■ **Required work**:
Retype all data exactly as given. Pictures should not be retyped.
◆ ◆ ◆ ◆
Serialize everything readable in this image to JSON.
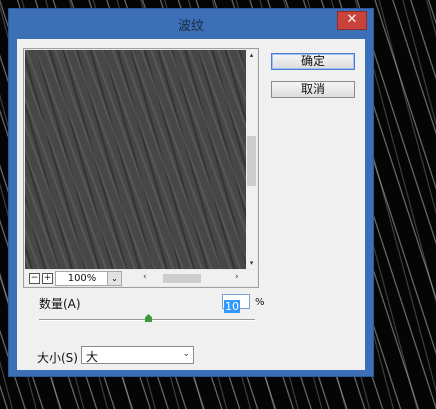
{
  "window": {
    "title": "波纹",
    "close_glyph": "✕"
  },
  "preview": {
    "zoom_out": "−",
    "zoom_in": "+",
    "zoom_value": "100%",
    "zoom_drop_glyph": "⌄",
    "scroll_up": "▴",
    "scroll_down": "▾",
    "scroll_left": "‹",
    "scroll_right": "›"
  },
  "buttons": {
    "ok": "确定",
    "cancel": "取消"
  },
  "amount": {
    "label": "数量(A)",
    "value": "10",
    "unit": "%"
  },
  "size": {
    "label": "大小(S)",
    "selected": "大",
    "chev": "⌄"
  },
  "colors": {
    "title_bar": "#3c6fb5",
    "close_button": "#c9433a",
    "slider_thumb": "#3a9a3a",
    "selection": "#3399ff"
  }
}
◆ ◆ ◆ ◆
■ **Output**:
Serialize everything readable in this image to JSON.
{
  "window": {
    "title": "波纹",
    "close_glyph": "✕"
  },
  "preview": {
    "zoom_out": "−",
    "zoom_in": "+",
    "zoom_value": "100%",
    "zoom_drop_glyph": "⌄",
    "scroll_up": "▴",
    "scroll_down": "▾",
    "scroll_left": "‹",
    "scroll_right": "›"
  },
  "buttons": {
    "ok": "确定",
    "cancel": "取消"
  },
  "amount": {
    "label": "数量(A)",
    "value": "10",
    "unit": "%"
  },
  "size": {
    "label": "大小(S)",
    "selected": "大",
    "chev": "⌄"
  },
  "colors": {
    "title_bar": "#3c6fb5",
    "close_button": "#c9433a",
    "slider_thumb": "#3a9a3a",
    "selection": "#3399ff"
  }
}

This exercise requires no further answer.